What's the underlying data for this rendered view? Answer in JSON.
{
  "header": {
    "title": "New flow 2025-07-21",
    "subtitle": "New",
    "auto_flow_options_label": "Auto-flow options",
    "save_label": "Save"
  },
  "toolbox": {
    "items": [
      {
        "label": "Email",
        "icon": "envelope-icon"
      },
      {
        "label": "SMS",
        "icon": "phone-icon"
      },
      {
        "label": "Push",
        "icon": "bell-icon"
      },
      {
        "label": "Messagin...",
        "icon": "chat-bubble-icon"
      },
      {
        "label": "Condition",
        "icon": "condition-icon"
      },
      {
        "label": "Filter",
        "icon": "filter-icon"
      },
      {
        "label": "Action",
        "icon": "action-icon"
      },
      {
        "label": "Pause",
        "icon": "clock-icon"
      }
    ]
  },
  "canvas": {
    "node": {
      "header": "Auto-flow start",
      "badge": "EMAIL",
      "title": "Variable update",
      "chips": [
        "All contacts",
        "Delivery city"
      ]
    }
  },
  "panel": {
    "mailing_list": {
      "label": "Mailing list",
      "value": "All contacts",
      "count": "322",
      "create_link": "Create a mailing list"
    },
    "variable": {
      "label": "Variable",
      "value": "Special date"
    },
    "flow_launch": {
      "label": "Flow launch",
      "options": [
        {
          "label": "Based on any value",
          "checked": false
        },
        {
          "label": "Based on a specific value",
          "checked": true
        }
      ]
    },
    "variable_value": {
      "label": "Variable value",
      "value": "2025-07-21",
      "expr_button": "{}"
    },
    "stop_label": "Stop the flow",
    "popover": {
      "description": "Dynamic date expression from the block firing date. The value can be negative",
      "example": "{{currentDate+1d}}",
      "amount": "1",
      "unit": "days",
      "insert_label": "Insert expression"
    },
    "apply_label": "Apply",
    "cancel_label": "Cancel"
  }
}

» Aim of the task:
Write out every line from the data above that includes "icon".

» Answer space:
        "icon": "envelope-icon"
        "icon": "phone-icon"
        "icon": "bell-icon"
        "icon": "chat-bubble-icon"
        "icon": "condition-icon"
        "icon": "filter-icon"
        "icon": "action-icon"
        "icon": "clock-icon"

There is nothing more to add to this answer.